Written by Simple Kids editor Kara Fleck
At this time of year, the weather seems to change almost daily. This fluctuation makes weather watching especially fun. Every day there is something new to discover!
Observing the Weather
As long as the conditions are safe to be outside, the kids and I try to be outdoors at least once a day. Sun, rain, or snow, our main method of weather observation is getting out there and experiencing it!
While we’re outside, I encourage the kids to think about what we are experiencing with our senses. We make a note of the temperature and I like to give them some gentle prompting to make observations on their own. This year my third grader is learning to read a barometer as well.
Some Thoughtful Questions to Ask:
- What does it LOOK like outside?
- What does the air FEEL like on your skin?
- What do we HEAR?
- What does it SMELL like outside?
- What should we WEAR on a day like today?
Keeping Track of Your Observations
There are many different options for a homeschooling family wanting to record their weather observations. Today I’m sharing with you two fun methods that our family has used.
A Weather Tree
Last year, our family made a weather tree. (You’ll notice my toddler helped fill in the weather tree as well.)
I have noticed a few variations of this, but here is what we did:
- First, we photocopied a picture of a tree from the book All Year ‘Round (you could draw your own tree, too)
- We assigned a color code for different types of weather.
- Each day we would observe the weather and then color in the date’s leaf with the appropriate colored pencil.
A Weather Spinner
This year, prompted by our Oak Meadow 3rd grade syllabus, we made a weather spinner.
- I drew a large circle on a piece of paper.
- Jillian colored a picture with weather that was sunny, snowy, rainy, and windy.
- Then we made an arrow and cut out both the arrow and the circle.
- We attached the arrow to the center of the picture with a brad.
- We glued them to a piece of cardboard, being careful to place glue only around the edge of the circle so that our arrow was free to spin around the chart.
Our finished weather chart hangs on our bulletin board, waiting for us to move the arrow to the corresponding weather each day.
- Weather song and Printable Chart (scroll down the page) ::: 1+1+1=1
- Weather Words Lapbook ::: Homeschool Share
- Cloudy With a Chance of Meatballs unit study ::: Homeschool Share
- Printable Weather Journaling Page (scroll down) ::: Donna Young
- Weather Song ::: Rockin’ Granola
As my kids get older, I know that our weather studies will grow more complex.
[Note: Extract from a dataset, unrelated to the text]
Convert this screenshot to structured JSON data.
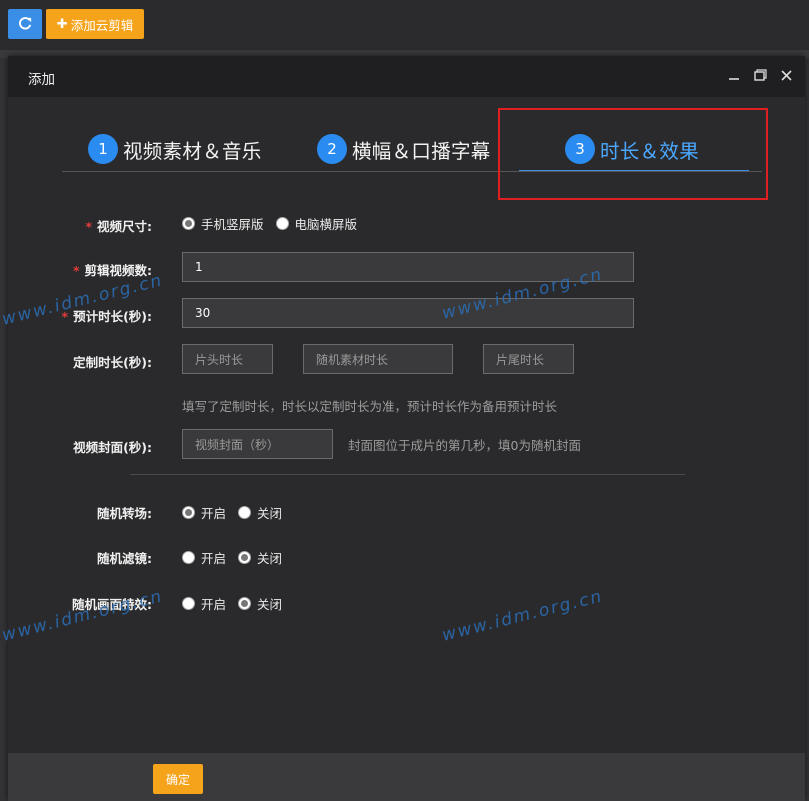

For now, though, we are all enjoying these simple weather study charts and our daily time outdoors – rain or shine!
How do you incorporate weather study in your homeschool? Do you have a favorite method for charting your observations?